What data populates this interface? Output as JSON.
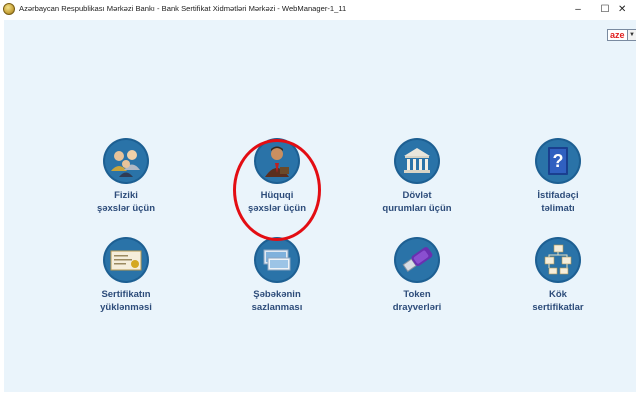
{
  "window": {
    "title": "Azərbaycan Respublikası Mərkəzi Bankı - Bank Sertifikat Xidmətləri Mərkəzi - WebManager-1_11",
    "minimize_glyph": "–",
    "maximize_glyph": "☐",
    "close_glyph": "✕"
  },
  "language": {
    "selected": "aze",
    "arrow": "▼"
  },
  "tiles": [
    {
      "line1": "Fiziki",
      "line2": "şəxslər üçün",
      "icon": "people-group-icon"
    },
    {
      "line1": "Hüquqi",
      "line2": "şəxslər üçün",
      "icon": "businessman-icon"
    },
    {
      "line1": "Dövlət",
      "line2": "qurumları üçün",
      "icon": "government-building-icon"
    },
    {
      "line1": "İstifadəçi",
      "line2": "təlimatı",
      "icon": "help-book-icon"
    },
    {
      "line1": "Sertifikatın",
      "line2": "yüklənməsi",
      "icon": "certificate-icon"
    },
    {
      "line1": "Şəbəkənin",
      "line2": "sazlanması",
      "icon": "network-settings-icon"
    },
    {
      "line1": "Token",
      "line2": "drayverləri",
      "icon": "usb-token-icon"
    },
    {
      "line1": "Kök",
      "line2": "sertifikatlar",
      "icon": "root-certificates-icon"
    }
  ],
  "colors": {
    "background": "#eaf4fb",
    "label": "#2d4c7a",
    "icon_disc": "#1d5f92",
    "highlight": "#e30d13",
    "language_text": "#e0201f"
  }
}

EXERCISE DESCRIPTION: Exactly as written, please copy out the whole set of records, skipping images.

TASK OUTPUT:
What data populates this interface? Output as JSON.
{
  "window": {
    "title": "Azərbaycan Respublikası Mərkəzi Bankı - Bank Sertifikat Xidmətləri Mərkəzi - WebManager-1_11",
    "minimize_glyph": "–",
    "maximize_glyph": "☐",
    "close_glyph": "✕"
  },
  "language": {
    "selected": "aze",
    "arrow": "▼"
  },
  "tiles": [
    {
      "line1": "Fiziki",
      "line2": "şəxslər üçün",
      "icon": "people-group-icon"
    },
    {
      "line1": "Hüquqi",
      "line2": "şəxslər üçün",
      "icon": "businessman-icon"
    },
    {
      "line1": "Dövlət",
      "line2": "qurumları üçün",
      "icon": "government-building-icon"
    },
    {
      "line1": "İstifadəçi",
      "line2": "təlimatı",
      "icon": "help-book-icon"
    },
    {
      "line1": "Sertifikatın",
      "line2": "yüklənməsi",
      "icon": "certificate-icon"
    },
    {
      "line1": "Şəbəkənin",
      "line2": "sazlanması",
      "icon": "network-settings-icon"
    },
    {
      "line1": "Token",
      "line2": "drayverləri",
      "icon": "usb-token-icon"
    },
    {
      "line1": "Kök",
      "line2": "sertifikatlar",
      "icon": "root-certificates-icon"
    }
  ],
  "colors": {
    "background": "#eaf4fb",
    "label": "#2d4c7a",
    "icon_disc": "#1d5f92",
    "highlight": "#e30d13",
    "language_text": "#e0201f"
  }
}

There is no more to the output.